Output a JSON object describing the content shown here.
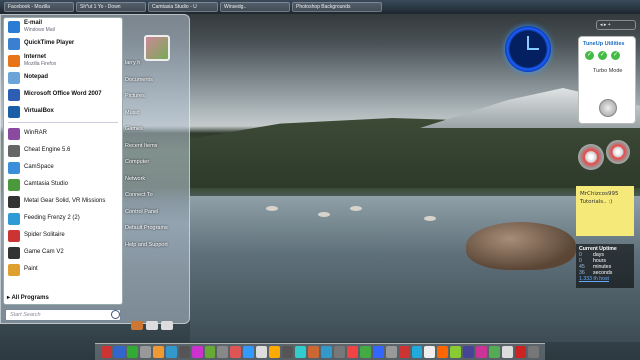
{
  "taskbar": {
    "items": [
      "Facebook - Mozilla",
      "Sh*ut 1 Yo - Down",
      "Camtasia Studio - U",
      "Winsedg..",
      "Photoshop Backgrounds"
    ]
  },
  "start_menu": {
    "pinned": [
      {
        "title": "E-mail",
        "sub": "Windows Mail",
        "icon": "mail-icon",
        "color": "#2a7bd4"
      },
      {
        "title": "QuickTime Player",
        "sub": "",
        "icon": "quicktime-icon",
        "color": "#3a7fd0"
      },
      {
        "title": "Internet",
        "sub": "Mozilla Firefox",
        "icon": "firefox-icon",
        "color": "#e8741a"
      },
      {
        "title": "Notepad",
        "sub": "",
        "icon": "notepad-icon",
        "color": "#6aa4d8"
      },
      {
        "title": "Microsoft Office Word 2007",
        "sub": "",
        "icon": "word-icon",
        "color": "#2c5fb3"
      },
      {
        "title": "VirtualBox",
        "sub": "",
        "icon": "virtualbox-icon",
        "color": "#1b5ea8"
      }
    ],
    "recent": [
      {
        "title": "WinRAR",
        "icon": "winrar-icon",
        "color": "#8a4aa0"
      },
      {
        "title": "Cheat Engine 5.6",
        "icon": "cheat-engine-icon",
        "color": "#666"
      },
      {
        "title": "CamSpace",
        "icon": "camspace-icon",
        "color": "#3b8ed8"
      },
      {
        "title": "Camtasia Studio",
        "icon": "camtasia-icon",
        "color": "#4a9a3c"
      },
      {
        "title": "Metal Gear Solid, VR Missions",
        "icon": "mgs-icon",
        "color": "#333"
      },
      {
        "title": "Feeding Frenzy 2 (2)",
        "icon": "feeding-frenzy-icon",
        "color": "#2e9bd6"
      },
      {
        "title": "Spider Solitaire",
        "icon": "solitaire-icon",
        "color": "#c33"
      },
      {
        "title": "Game Cam V2",
        "icon": "gamecam-icon",
        "color": "#333"
      },
      {
        "title": "Paint",
        "icon": "paint-icon",
        "color": "#e0a030"
      }
    ],
    "all_programs": "All Programs",
    "search_placeholder": "Start Search",
    "right_items": [
      "larry h",
      "Documents",
      "Pictures",
      "Music",
      "Games",
      "Recent Items",
      "Computer",
      "Network",
      "Connect To",
      "Control Panel",
      "Default Programs",
      "Help and Support"
    ]
  },
  "gadgets": {
    "tuneup_title": "TuneUp Utilities",
    "turbo_label": "Turbo Mode",
    "note_text": "MrChizcos995 Tutorials.. :)",
    "uptime": {
      "title": "Current Uptime",
      "rows": [
        {
          "n": "0",
          "u": "days"
        },
        {
          "n": "0",
          "u": "hours"
        },
        {
          "n": "45",
          "u": "minutes"
        },
        {
          "n": "36",
          "u": "seconds"
        }
      ],
      "link": "1.333 th host"
    }
  }
}
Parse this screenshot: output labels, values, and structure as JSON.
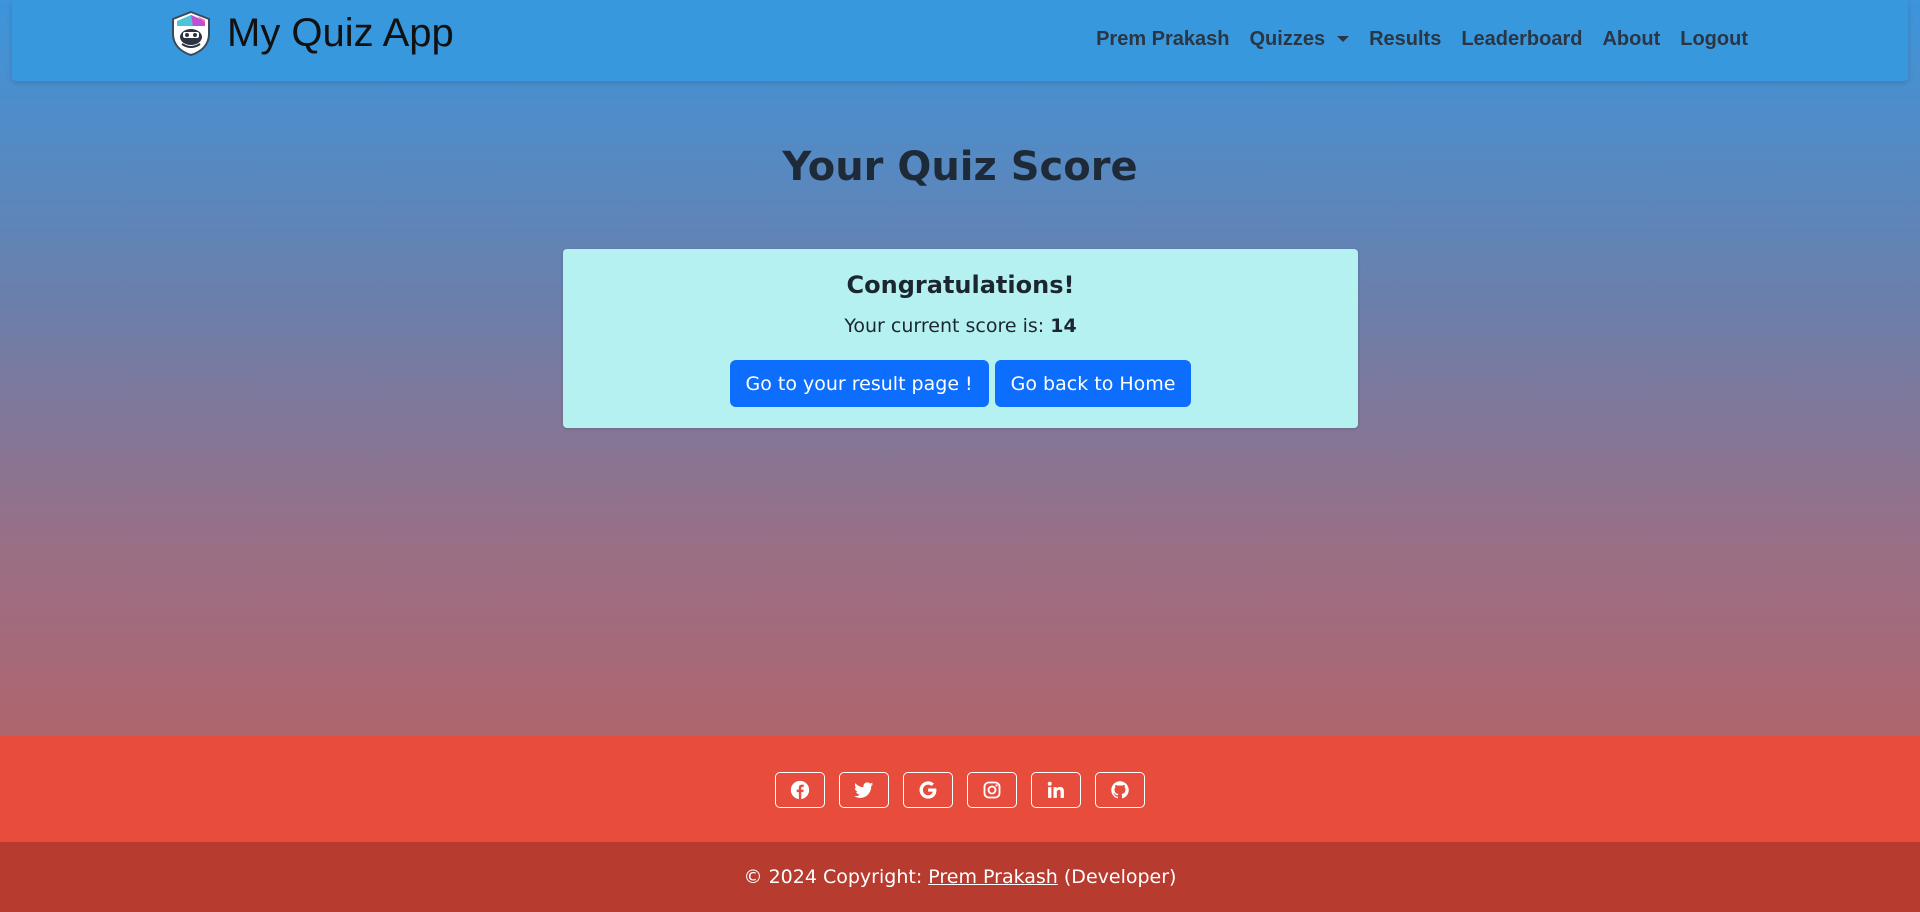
{
  "navbar": {
    "brand": "My Quiz App",
    "brand_logo_icon": "shield-mascot-logo",
    "links": {
      "user": "Prem Prakash",
      "quizzes": "Quizzes",
      "results": "Results",
      "leaderboard": "Leaderboard",
      "about": "About",
      "logout": "Logout"
    }
  },
  "main": {
    "title": "Your Quiz Score",
    "card": {
      "heading": "Congratulations!",
      "score_prefix": "Your current score is: ",
      "score_value": "14",
      "result_button": "Go to your result page !",
      "home_button": "Go back to Home"
    }
  },
  "footer": {
    "social_icons": [
      "facebook-icon",
      "twitter-icon",
      "google-icon",
      "instagram-icon",
      "linkedin-icon",
      "github-icon"
    ],
    "copyright_prefix": "© 2024 Copyright: ",
    "developer_name": "Prem Prakash",
    "developer_suffix": " (Developer)"
  },
  "colors": {
    "navbar_bg": "#3898dd",
    "card_bg": "#b6f1f2",
    "button_primary": "#0d6efd",
    "footer_social_bg": "#e74c3c",
    "footer_copy_bg": "#b83b2f"
  }
}
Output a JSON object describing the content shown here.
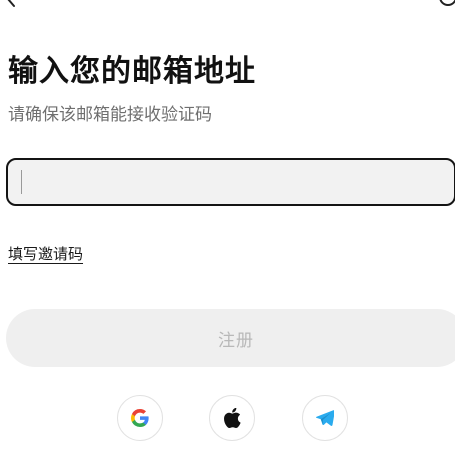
{
  "header": {
    "back_icon": "chevron-left-icon",
    "help_icon": "help-circle-icon"
  },
  "main": {
    "title": "输入您的邮箱地址",
    "subtitle": "请确保该邮箱能接收验证码",
    "email_input": {
      "value": "",
      "placeholder": ""
    },
    "invite_link": "填写邀请码",
    "register_button": "注册"
  },
  "social_login": {
    "google": "google-icon",
    "apple": "apple-icon",
    "telegram": "telegram-icon"
  },
  "colors": {
    "input_background": "#f2f2f2",
    "input_border": "#141414",
    "button_disabled_bg": "#efefef",
    "button_disabled_text": "#b8b8b8",
    "google_blue": "#4285F4",
    "google_red": "#EA4335",
    "google_yellow": "#FBBC05",
    "google_green": "#34A853",
    "telegram_blue": "#2AABEE"
  }
}
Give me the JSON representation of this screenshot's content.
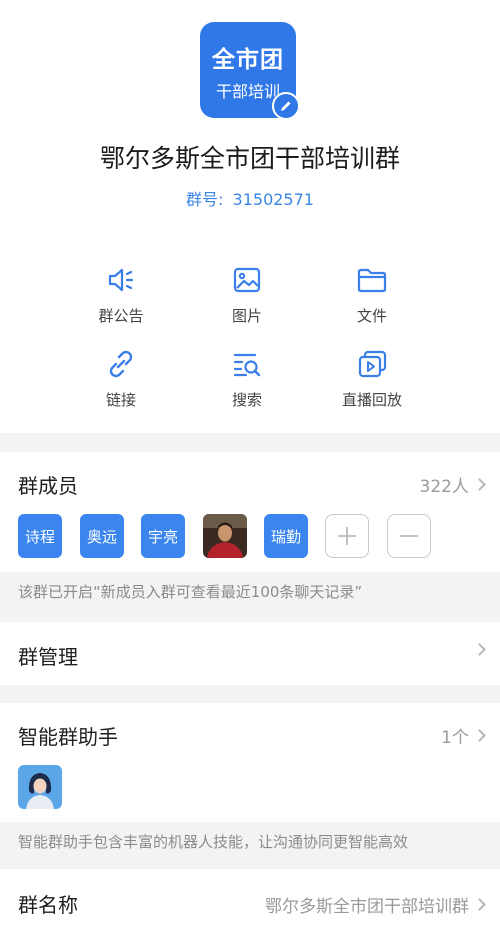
{
  "header": {
    "avatar_line1": "全市团",
    "avatar_line2": "干部培训",
    "group_name": "鄂尔多斯全市团干部培训群",
    "group_id_label": "群号:",
    "group_id": "31502571"
  },
  "actions": [
    {
      "label": "群公告",
      "icon": "announcement-icon"
    },
    {
      "label": "图片",
      "icon": "image-icon"
    },
    {
      "label": "文件",
      "icon": "folder-icon"
    },
    {
      "label": "链接",
      "icon": "link-icon"
    },
    {
      "label": "搜索",
      "icon": "search-list-icon"
    },
    {
      "label": "直播回放",
      "icon": "live-replay-icon"
    }
  ],
  "members": {
    "title": "群成员",
    "count": "322人",
    "list": [
      "诗程",
      "奥远",
      "宇亮",
      "",
      "瑞勤"
    ],
    "hint": "该群已开启“新成员入群可查看最近100条聊天记录”"
  },
  "management": {
    "title": "群管理"
  },
  "assistant": {
    "title": "智能群助手",
    "count": "1个",
    "hint": "智能群助手包含丰富的机器人技能，让沟通协同更智能高效"
  },
  "group_name_row": {
    "title": "群名称",
    "value": "鄂尔多斯全市团干部培训群"
  },
  "colors": {
    "accent": "#3078e8",
    "link": "#3a86e6",
    "background": "#f2f3f5"
  }
}
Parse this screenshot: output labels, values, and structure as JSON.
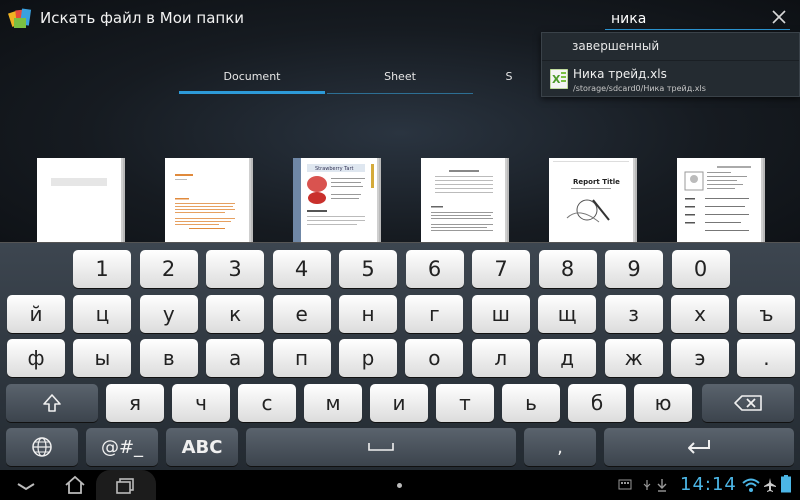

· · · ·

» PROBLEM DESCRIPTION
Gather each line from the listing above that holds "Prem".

» RESPONSE TO THIS TASK
      "user": "Prem Prakash",
    "developer_name": "Prem Prakash",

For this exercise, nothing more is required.